Initially, I did not even ask whether my experience counted as rape. I consented. I didn’t experience trauma, I just cried for two weeks, that’s all. I met Mr. Perp afterwards, and he was an okay person.
Instead, I blamed myself. Underneath it all, I was really unhappy about being asexual and aromantic. I was unhappy about being cut off from the heteronormative model of success. I drank heavily because I was hoping something would happen. So when something actually happened, it was clearly my fault. And when I subsequently tried dating him, and it was pretty terrible, that was my fault too.
I did, after all, start identifying as gray-A after we broke up. There was no way to refer to sex-favorable aces back then, but I would have identified as that too had I the opportunity. Although by that point I felt like sex and relationships were pretty terrible, and that maybe settling on aromantic asexual wouldn’t have been so bad after all.
A certain relative suggested that I started identifying as gray-A because I finally tried sex and liked it. That sure made me trip over a mountain of irony. I stopped talking to them for a while.
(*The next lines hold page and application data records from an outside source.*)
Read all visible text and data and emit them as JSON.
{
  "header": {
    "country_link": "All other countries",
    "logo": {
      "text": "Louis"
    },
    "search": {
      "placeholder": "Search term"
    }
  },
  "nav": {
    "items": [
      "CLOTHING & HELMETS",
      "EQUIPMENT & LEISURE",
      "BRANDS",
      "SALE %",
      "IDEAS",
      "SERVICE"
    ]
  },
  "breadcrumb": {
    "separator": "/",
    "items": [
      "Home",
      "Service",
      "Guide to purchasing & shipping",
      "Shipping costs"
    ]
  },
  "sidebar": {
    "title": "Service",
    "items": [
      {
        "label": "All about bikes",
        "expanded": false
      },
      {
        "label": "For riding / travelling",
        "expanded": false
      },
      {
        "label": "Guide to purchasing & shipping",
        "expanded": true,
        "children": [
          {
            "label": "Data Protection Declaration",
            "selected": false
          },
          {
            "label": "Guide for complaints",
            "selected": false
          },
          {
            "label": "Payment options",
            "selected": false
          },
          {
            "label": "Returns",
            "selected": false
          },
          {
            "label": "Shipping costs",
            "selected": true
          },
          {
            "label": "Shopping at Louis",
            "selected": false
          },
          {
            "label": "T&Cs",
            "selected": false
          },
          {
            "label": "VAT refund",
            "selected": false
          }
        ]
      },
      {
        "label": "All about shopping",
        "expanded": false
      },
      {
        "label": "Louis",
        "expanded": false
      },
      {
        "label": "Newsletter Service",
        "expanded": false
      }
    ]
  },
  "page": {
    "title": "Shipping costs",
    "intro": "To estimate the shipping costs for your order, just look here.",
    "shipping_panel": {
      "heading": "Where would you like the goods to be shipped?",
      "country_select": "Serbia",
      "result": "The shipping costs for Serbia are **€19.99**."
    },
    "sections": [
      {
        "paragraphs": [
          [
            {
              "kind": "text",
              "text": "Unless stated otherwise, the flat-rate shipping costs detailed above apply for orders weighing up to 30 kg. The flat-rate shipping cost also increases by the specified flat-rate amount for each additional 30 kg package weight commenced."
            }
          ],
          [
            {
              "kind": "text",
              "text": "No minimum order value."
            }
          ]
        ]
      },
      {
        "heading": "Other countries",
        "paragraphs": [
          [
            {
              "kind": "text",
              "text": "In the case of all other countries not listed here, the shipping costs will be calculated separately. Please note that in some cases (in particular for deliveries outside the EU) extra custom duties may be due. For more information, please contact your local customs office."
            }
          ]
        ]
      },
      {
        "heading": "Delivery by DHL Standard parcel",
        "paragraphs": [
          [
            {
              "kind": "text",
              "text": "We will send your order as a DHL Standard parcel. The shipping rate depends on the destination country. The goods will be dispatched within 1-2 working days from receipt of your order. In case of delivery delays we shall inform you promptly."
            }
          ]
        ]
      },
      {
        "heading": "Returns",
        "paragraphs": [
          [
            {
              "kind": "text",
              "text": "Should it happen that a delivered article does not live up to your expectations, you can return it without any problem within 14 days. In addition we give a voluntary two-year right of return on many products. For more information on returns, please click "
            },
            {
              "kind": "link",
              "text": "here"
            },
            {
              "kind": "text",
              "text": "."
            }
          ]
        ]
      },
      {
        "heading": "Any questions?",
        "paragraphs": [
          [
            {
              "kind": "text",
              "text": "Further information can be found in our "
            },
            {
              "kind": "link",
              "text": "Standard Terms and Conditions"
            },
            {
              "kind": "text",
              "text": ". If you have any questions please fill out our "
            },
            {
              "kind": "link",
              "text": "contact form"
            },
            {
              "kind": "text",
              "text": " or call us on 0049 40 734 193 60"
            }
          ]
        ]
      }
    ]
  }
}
It was many years later, over many stages, that I finally recognized it as corrective rape. To go into details of the process would make it sound more momentous than it really was. To me, this happened a long time ago, and it doesn’t really matter what I call it. But just for the record…
Yeah, this was a pretty clear instance of corrective rape. He forced me to have sex with him because he thought it would fix me. The fact that I didn’t resist was not indicative of consent; rather, people who are that drunk simply don’t resist much. If I didn’t experience long-term trauma, that’s just the way it was for me.
The only tricky thing is that he was probably drinking heavily too. Nobody really knows what to do in situations where both parties are drunk; such situations are only brought up when they can be used as ammunition, or else they’re glossed over. My question: can perpetrators excuse themselves simply by drinking a lot first? I don’t have an answer, but just once I’d like people to gaze into that particular abyss. It’s not pretty but it’s the lived experience of myself and others.3
At this point, many readers might like to express their deep sympathies for my experience. It is true that many survivors appreciate that sort of social support, even long after the incident. However, in my case I don’t really need it, or want it. Instead, I’d rather we talk about ways to address rape culture, and ways to help other victims/survivors.
Just to spell it out, there are differences between the following:
(a) Providing emotional support for survivors
(b) Talking about how to support survivors
(c) Talking about opposing rapists or rape culture
Sometimes people respond to survivors with (b) or (c) unasked, not realizing how emotionally trying the topics can be. But here I am asking for (b) and (c), so it’s fine.
I wrote this not for emotional support, but because I am a Well-Known Blogger, and people might have a hard time ignoring me. Here’s the main thing I learned looking back: Ace survivors are already here, and have been since the beginning, whether they talk about it or not. Listen to what they have to say, if they want to say it, and recognize that there are many experiences, including ones very different from my own. Support Resources for Ace Survivors. That is all.
1. I haven’t seen any direct evidence that the nocebo effect operates on trauma or rape, but if you read about the nocebo effect, it seems a reasonable guess. I found that study through a Reddit thread where people were using it to argue that SJWs are terrible. I didn’t get the sense that these Redditors actually cared about the effects on victims.
3. Situations involving alcohol or other drugs are extremely common. In one study of convicted rapists, three quarters acknowledged using drugs at the time. Another study of college students who self-reported actions that qualify as rape found that 80% of their victims were incapacitated by drugs. Thanks to HJ Hornbeck (warning: autoplay video) for finding these citations. He also argues based on literature that alcohol, not GHB, is the number one date rape drug.